What you need to do: Report each line from the records where the string "icon" turns up.

Material shown:
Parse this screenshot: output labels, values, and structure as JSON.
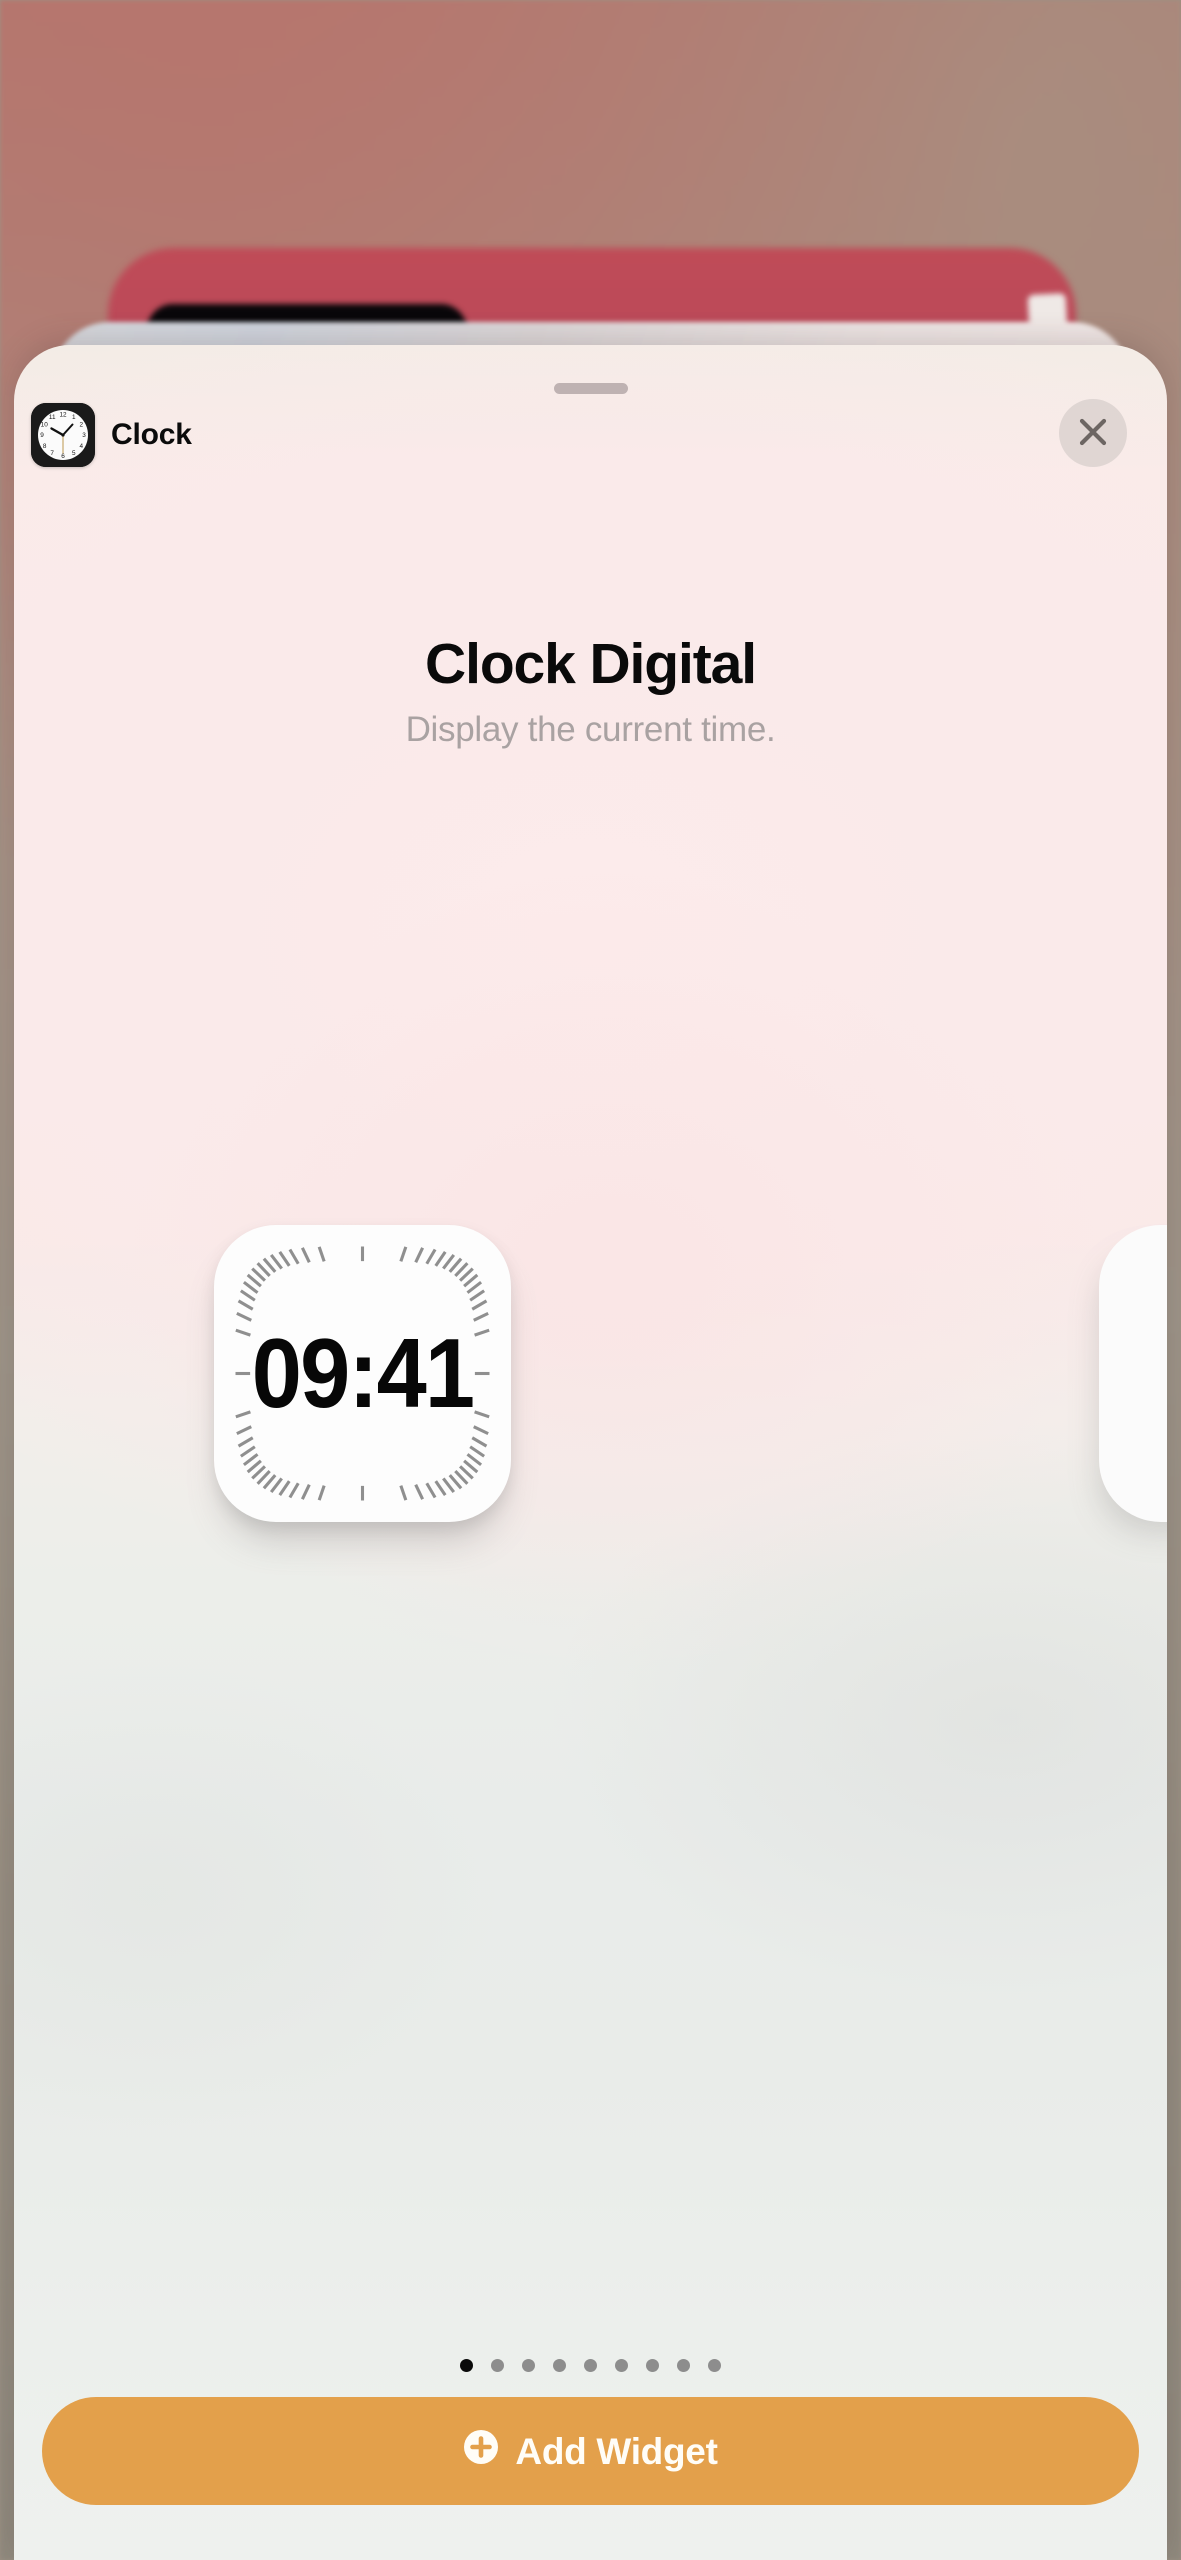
{
  "sheet": {
    "app": {
      "name": "Clock",
      "icon": "clock-app-icon"
    },
    "grabber": "sheet-grabber",
    "close": {
      "icon": "close-icon",
      "label": "Close"
    },
    "title": "Clock Digital",
    "subtitle": "Display the current time.",
    "widget_preview": {
      "time": "09:41",
      "style": "clock-bezel-ticks",
      "tick_count": 60
    },
    "pagination": {
      "total": 9,
      "active_index": 0
    },
    "add_button": {
      "label": "Add Widget",
      "icon": "plus-circle-icon"
    }
  },
  "colors": {
    "accent_orange": "#e3a04b",
    "sheet_top": "#fbeaea",
    "sheet_bottom": "#eef1ee",
    "title_text": "#0a0a0a",
    "subtitle_text": "#a9a2a2",
    "dot_active": "#0a0a0a",
    "dot_inactive": "#8d8d8d",
    "background_card_red": "#b9485a",
    "wallpaper": "#9d9488"
  }
}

Answer:
      "icon": "clock-app-icon"
      "icon": "close-icon",
      "icon": "plus-circle-icon"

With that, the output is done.